The new EU General Data Protection Regulation (GDPR) in Europe, adopted in 2016, will be directly applicable starting on May 25, 2018. GDPR comes with significant changes compared to the Data Protection Directive 95/46/EC involving operational changes in organisations.
As a result, organisations need to be extremely aware of these changes as they can face very strict fines in the cases of non-compliance.
The most important change in data privacy regulation in 20 years, GDPR is a regulation issued by the European Commission, the European Parliament and the Council of Ministers of the European Union with the goal of improving data protection for individuals within the European Union.
The objective is to give citizens more control over how their personal data is used as well as provide firms with a clear legal and standardised structure within which they can operate.
Who is affected?
- Any firm who possesses or processes data pertaining to an identifiable person
- Any firm who contacts those individuals via email, phone, SMS or mail
- Any firm who tracks their engagement via e-shots, cookies, or landing pages for the purpose of profiling an individual
Essentially, the GDPR applies to ‘controllers’ and ‘processors’ that are handling the individual’s personal data. Article 4 of this regulation clarifies the different roles:
Controller: “the natural or legal person, public authority, agency or other body which, alone or jointly with others, determines the purposes and means of the processing of personal data”. i.e. specifies how and why data is processed
Processor: “a natural or legal person, public authority, agency or other body which processes personal data on behalf of the controller”. i.e. conducts data processing
Article 5 goes on to stipulate: ““The controller shall be responsible for, and be able to demonstrate compliance with the Principles”. So it’s an important job!
Consequences of non-compliance: We know this won’t apply to your good selves, but this is pretty officious with fines up to €20M or 4% of total worldwide turnover of the preceding financial year, and wait for it….whichever is higher..
So to bring this into our world and make sense of how to be GDPR ready and apply it to your firm, our #RegTech platform Model Office-MO tests for 7 principles:
MO’s #RegTech 7 GDPR principles:
- Data Lawfulness, Fairness & transparency: Open and Honest collection methodology with a clear and comprehensive website disclaimer
- Consent: The right to opt in/out: Your Clients rights to be forgotten, their data portability and erasure
- Purpose limitation: Attain client informed consent: Use data and timeframe as agreed by your clients
- Data minimisation: Gather client data that is needed only
- Accuracy: Cleanse client data to ensure its up-to-date
- Storage limitation: Your data retention policy and your criteria for deletion
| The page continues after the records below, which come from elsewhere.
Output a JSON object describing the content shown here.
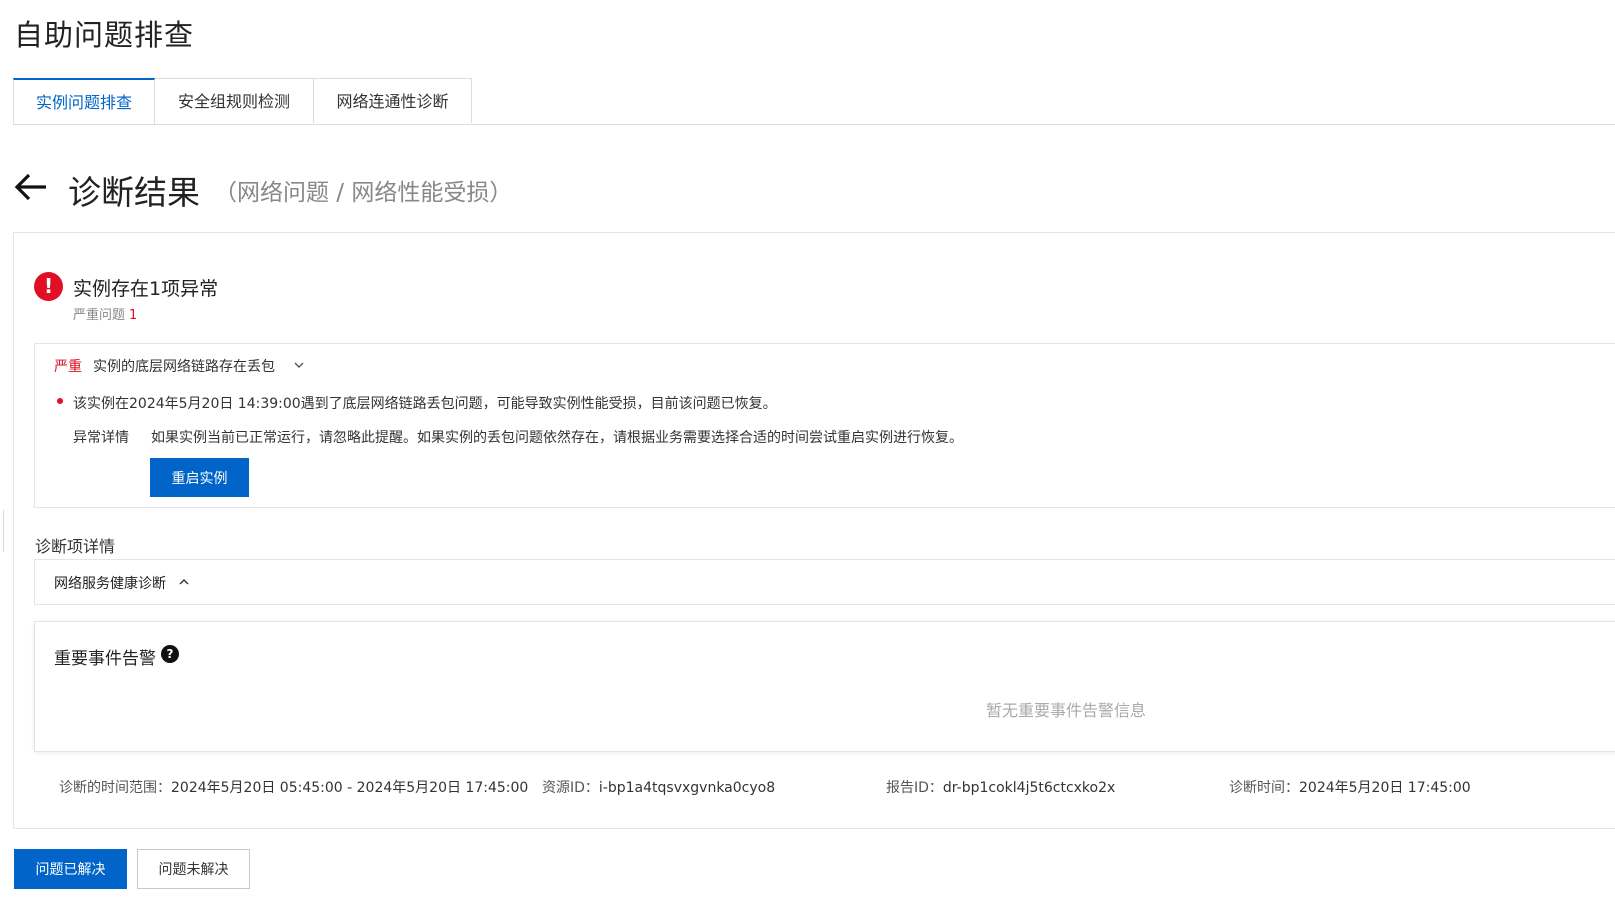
{
  "page": {
    "title": "自助问题排查"
  },
  "tabs": [
    {
      "label": "实例问题排查",
      "active": true
    },
    {
      "label": "安全组规则检测",
      "active": false
    },
    {
      "label": "网络连通性诊断",
      "active": false
    }
  ],
  "result": {
    "back_icon": "arrow-left-icon",
    "title": "诊断结果",
    "subtitle": "（网络问题 / 网络性能受损）"
  },
  "summary": {
    "icon": "exclamation-circle-icon",
    "title": "实例存在1项异常",
    "severe_label": "严重问题",
    "severe_count": "1"
  },
  "issue": {
    "severity": "严重",
    "title": "实例的底层网络链路存在丢包",
    "description": "该实例在2024年5月20日 14:39:00遇到了底层网络链路丢包问题，可能导致实例性能受损，目前该问题已恢复。",
    "detail_label": "异常详情",
    "detail_text": "如果实例当前已正常运行，请忽略此提醒。如果实例的丢包问题依然存在，请根据业务需要选择合适的时间尝试重启实例进行恢复。",
    "action_button": "重启实例"
  },
  "diagnosis": {
    "section_label": "诊断项详情",
    "item_label": "网络服务健康诊断"
  },
  "events": {
    "title": "重要事件告警",
    "help_icon": "question-circle-icon",
    "empty_text": "暂无重要事件告警信息"
  },
  "meta": {
    "range_label": "诊断的时间范围：",
    "range_value": "2024年5月20日 05:45:00 - 2024年5月20日 17:45:00",
    "resource_label": "资源ID：",
    "resource_value": "i-bp1a4tqsvxgvnka0cyo8",
    "report_label": "报告ID：",
    "report_value": "dr-bp1cokl4j5t6ctcxko2x",
    "time_label": "诊断时间：",
    "time_value": "2024年5月20日 17:45:00"
  },
  "footer": {
    "solved_button": "问题已解决",
    "unsolved_button": "问题未解决"
  },
  "colors": {
    "primary": "#0064c8",
    "danger": "#e00f23",
    "muted": "#888888"
  }
}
- Integrity & confidentiality: Cyber-crime strategy, loss and unauthorised usage protection
So what’s next? Well, certainly you’ll want to give MO a go and then assess how your firm is impacted, then identify and assess your current data, its flow through your investment systems (Wrappers/platforms/centralised investment propositions) and practice management technologies.
By doing this, you can understand if your firm has the required tools to protect private data, or it will shed insight into the tools you may need to support your organisation in achieving GDPR compliance.
Conducting a MO audit and investing in solutions like data loss prevention/cyber protection (a blog for another day) can help get you to compliance faster. Treat compliance with GDPR as a project and (I hate to say it) hire a lawyer to ensure you adhere to all guidelines.
Model Office's (MO's) Your Systems key covers all the GDPR details you need to ensure you have a digital compliance and business audit review plus strategies and guidance on what to do next.
Please click the below icon link to MO's platform and learn more about MO today..